Choose Sustainable Chemistry at your Workplace to reduce the negative impacts of chemicals on human health and the environment

January 7, 2022

Sustainable Chemistry for the workplace

Sustainable chemistry, also sometimes called green chemistry, focuses on an area of chemistry and chemical engineering that minimizes or eliminates the use and generation of hazardous substances. Green chemistry can be applied to the lifecycle of a chemical product including its design, manufacturing, use, and its disposal. If you purchase or use chemicals at your workplace you can implement green chemistry standards to work towards your sustainable business goals.

Green chemistry targets pollution prevention on multiple fronts  

Green chemistry reduces pollution at its source by decreasing the hazards associated with chemical feedstocks, reagents, solvents, and products. Traditional pollution prevention, also called remediation, involves treating waste streams or cleanup of hazardous materials spills or releases. Remediation technology can effectively enable green chemistry by reducing or eliminating the chemicals used to cleanup contaminants.

Chemicals that are less hazardous to human health are also less hazardous to the environment

Chemicals that are less hazardous to human health and the environment are: 

  • Less toxic to organisms 

  • Less damaging to ecosystems 

  • Not persistent or accumulative in organisms or the environment

  • Inherently safer to handle and use if they are not flammable or explosive 

Your SDS inventory at Chemscape is the key to understanding the health hazards of your worksite chemicals and finding less hazardous products. 

The 12 Principles of Green Chemistry:  

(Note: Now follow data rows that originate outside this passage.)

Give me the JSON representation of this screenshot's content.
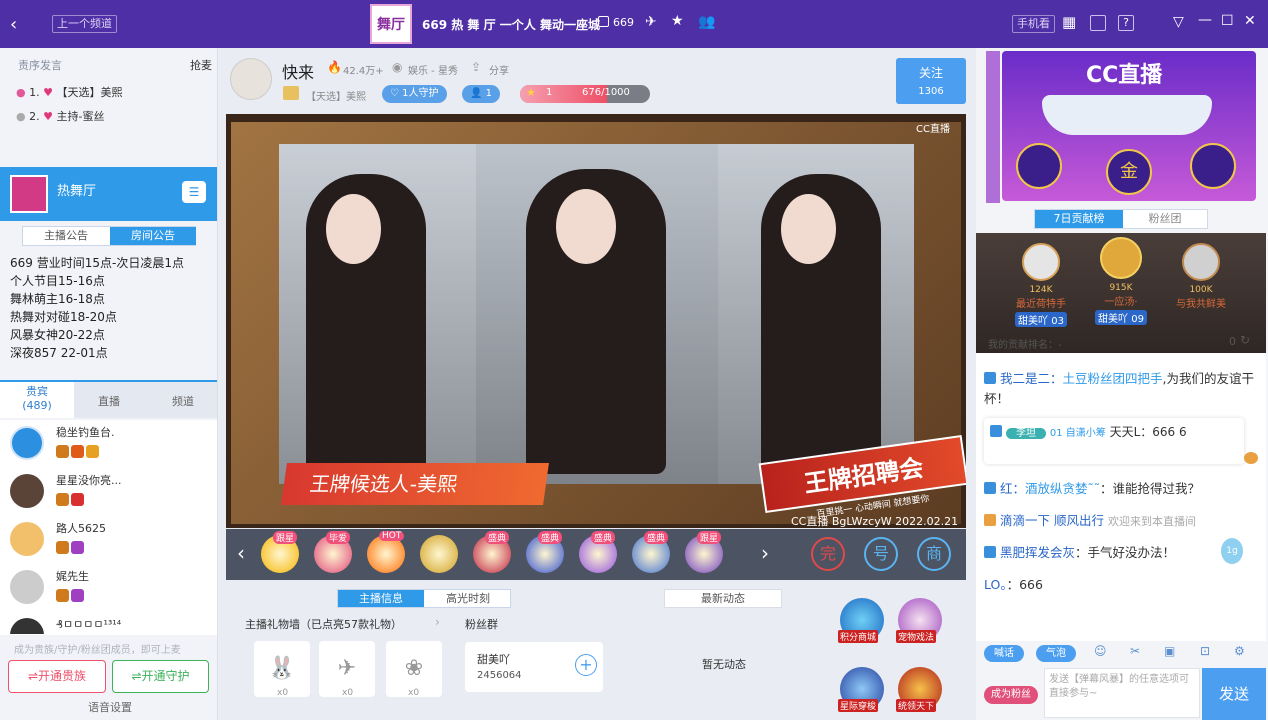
{
  "topbar": {
    "prev_channel": "上一个频道",
    "room_title": "669 热 舞 厅 一个人 舞动一座城",
    "room_count": "669",
    "logo_text": "舞厅",
    "phone": "手机看"
  },
  "left": {
    "header": {
      "title": "责序发言",
      "grab": "抢麦"
    },
    "queue": [
      {
        "num": "1.",
        "tag": "【天选】美熙"
      },
      {
        "num": "2.",
        "tag": "主持-蜜丝"
      }
    ],
    "channel": {
      "name": "热舞厅"
    },
    "notice_tabs": [
      "主播公告",
      "房间公告"
    ],
    "notice_lines": [
      "669 营业时间15点-次日凌晨1点",
      "个人节目15-16点",
      "舞林萌主16-18点",
      "热舞对对碰18-20点",
      "风暴女神20-22点",
      "深夜857  22-01点"
    ],
    "tabs": {
      "nobles": "贵宾",
      "nobles_count": "(489)",
      "live": "直播",
      "channel": "频道"
    },
    "users": [
      {
        "name": "稳坐钓鱼台."
      },
      {
        "name": "星星没你亮..."
      },
      {
        "name": "路人5625"
      },
      {
        "name": "娓先生"
      },
      {
        "name": "₰ㅁㅁㅁㅁ¹³¹⁴"
      }
    ],
    "footer_hint": "成为贵族/守护/粉丝团成员，即可上麦",
    "btn_noble": "开通贵族",
    "btn_guard": "开通守护",
    "voice_settings": "语音设置"
  },
  "streamer": {
    "name": "快来",
    "heat": "42.4万+",
    "category": "娱乐 - 星秀",
    "share": "分享",
    "tag": "【天选】美熙",
    "guard": "1人守护",
    "fans": "1",
    "level": "1",
    "exp": "676/1000",
    "follow": "关注",
    "follow_count": "1306"
  },
  "video": {
    "caption": "王牌候选人-美熙",
    "watermark": "CC直播",
    "id_text": "CC直播 BgLWzcyW 2022.02.21",
    "banner_big": "王牌招聘会",
    "banner_small": "百里挑一 心动瞬间 就想要你"
  },
  "gifts": [
    {
      "tag": "跟星",
      "color": "#f7b500"
    },
    {
      "tag": "毕爱",
      "color": "#e0467a"
    },
    {
      "tag": "HOT",
      "color": "#ff6a00"
    },
    {
      "tag": "",
      "color": "#d0a020"
    },
    {
      "tag": "盛典",
      "color": "#c02040"
    },
    {
      "tag": "盛典",
      "color": "#3050d0"
    },
    {
      "tag": "盛典",
      "color": "#9050e0"
    },
    {
      "tag": "盛典",
      "color": "#4070d0"
    },
    {
      "tag": "跟星",
      "color": "#7040c0"
    }
  ],
  "gift_actions": [
    "完",
    "号",
    "商"
  ],
  "info": {
    "tabs": [
      "主播信息",
      "高光时刻"
    ],
    "dynamic_tab": "最新动态",
    "wall_title": "主播礼物墙（已点亮57款礼物）",
    "fans_group": "粉丝群",
    "fan_name": "甜美吖",
    "fan_id": "2456064",
    "no_dynamic": "暂无动态",
    "wall_counts": [
      "x0",
      "x0",
      "x0"
    ]
  },
  "features": [
    {
      "label": "积分商城"
    },
    {
      "label": "宠物戏法"
    },
    {
      "label": "星际穿梭"
    },
    {
      "label": "统领天下"
    }
  ],
  "right": {
    "ad_text": "CC直播",
    "contrib_tabs": [
      "7日贡献榜",
      "粉丝团"
    ],
    "ranks": [
      {
        "score": "124K",
        "label": "最近荷特手",
        "tag": "甜美吖",
        "lv": "03"
      },
      {
        "score": "915K",
        "label": "一应汤·",
        "tag": "甜美吖",
        "lv": "09"
      },
      {
        "score": "100K",
        "label": "与我共鲜美",
        "tag": "",
        "lv": ""
      }
    ],
    "my_rank": "我的贡献排名：-",
    "my_rank_val": "0",
    "chat": [
      {
        "user": "我二是二",
        "sep": "：",
        "link": "土豆粉丝团四把手",
        "text": ",为我们的友谊干杯！"
      },
      {
        "user": "李坦",
        "sep": "",
        "link": "01 自潇小筹",
        "text": "天天L：666 6"
      },
      {
        "user": "红",
        "sep": "：",
        "link": "酒放纵贪婪˜˜",
        "text": "：谁能抢得过我？"
      },
      {
        "user": "滴滴一下 顺风出行",
        "sep": "",
        "link": "",
        "text": "欢迎来到本直播间"
      },
      {
        "user": "黑肥挥发会灰",
        "sep": "",
        "link": "",
        "text": "：手气好没办法！"
      },
      {
        "user": "LO。",
        "sep": "",
        "link": "",
        "text": "：666"
      }
    ],
    "chat_tools": {
      "shout": "喊话",
      "bubble": "气泡"
    },
    "become_fan": "成为粉丝",
    "input_placeholder": "发送【弹幕风暴】的任意选项可直接参与~",
    "send": "发送"
  }
}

  1. Waste prevention: Design chemical manufacturing with no waste to treat or clean up.

  2. Maximize atom economy: Design chemical manufacturing so that the final product contains the maximum proportion of the starting materials.

  3. Design less hazardous chemical processes: Design processes to use and generate substances with little or no toxicity to either humans or the environment.

  4. Design safer chemicals and products: Design chemical products that are fully effective yet have little or no toxicity.

  5. Use safer solvents and reaction conditions: Avoid using solvents, separation agents, or other auxiliary chemicals.

  6. Increase energy efficiency: Run chemical reactions at room temperature and pressure whenever possible.

  7. Use renewable feedstocks: Use starting materials (feedstocks) that are renewable rather than depletable. The source of renewable feedstocks is often agricultural products or the waste of other processes; the source of depletable feedstocks is often fossil fuels (petroleum, natural gas, or coal) or mining operations. 

  8. Avoid chemical derivatives: Avoid using blocking or protecting groups or any temporary modifications if possible. Derivatives use additional reagents and generate waste. 

  9. Use catalysts, not stoichiometric reagents: Minimize waste by using catalytic reactions. Catalysts are effective in small amounts and can carry out a single reaction many times. They are preferable to stoichiometric reagents, which are used in excess and carry out a reaction only once. 

  10. Design chemicals and products to degrade after use: Design chemical products to break down to innocuous substances after use so that they do not accumulate in the environment. 

  11. Analyze in real time to prevent pollution: Include in-process, real-time monitoring, and control during syntheses to minimize or eliminate the formation of by-products.

  12. Minimize the potential for accidents: Design chemicals and their physical forms (solid, liquid, or gas) to minimize the potential for chemical accidents including explosions, fires, and releases to the environment. 

Sustainable chemistry aims to attain the highest level of the pollution-prevention hierarchy by reducing pollution at its source

The pollution prevention hierarchy looks as follows:  

1. Source Reduction and Prevention of Chemical Hazards

  • Designing chemical products to be less hazardous to human health and the environment

  • Making chemical products from feedstocks, reagents, and solvents that are less hazardous to human health and the environment

  • Designing processes with reduced or even no chemical waste

  • Designing processes that use less energy or less water 

  • Using feedstocks derived from annually renewable resources or from abundant waste 

  • Designing chemical products for reuse or recycling 

  • Reusing or recycling chemicals

2. Treating chemicals to render them less hazardous before disposal

3. Disposing of untreated chemicals safely and only if other options are not feasible 

If you are interested in Sustainable Chemistry and ways to identify less hazardous products for your operations, reach out to us.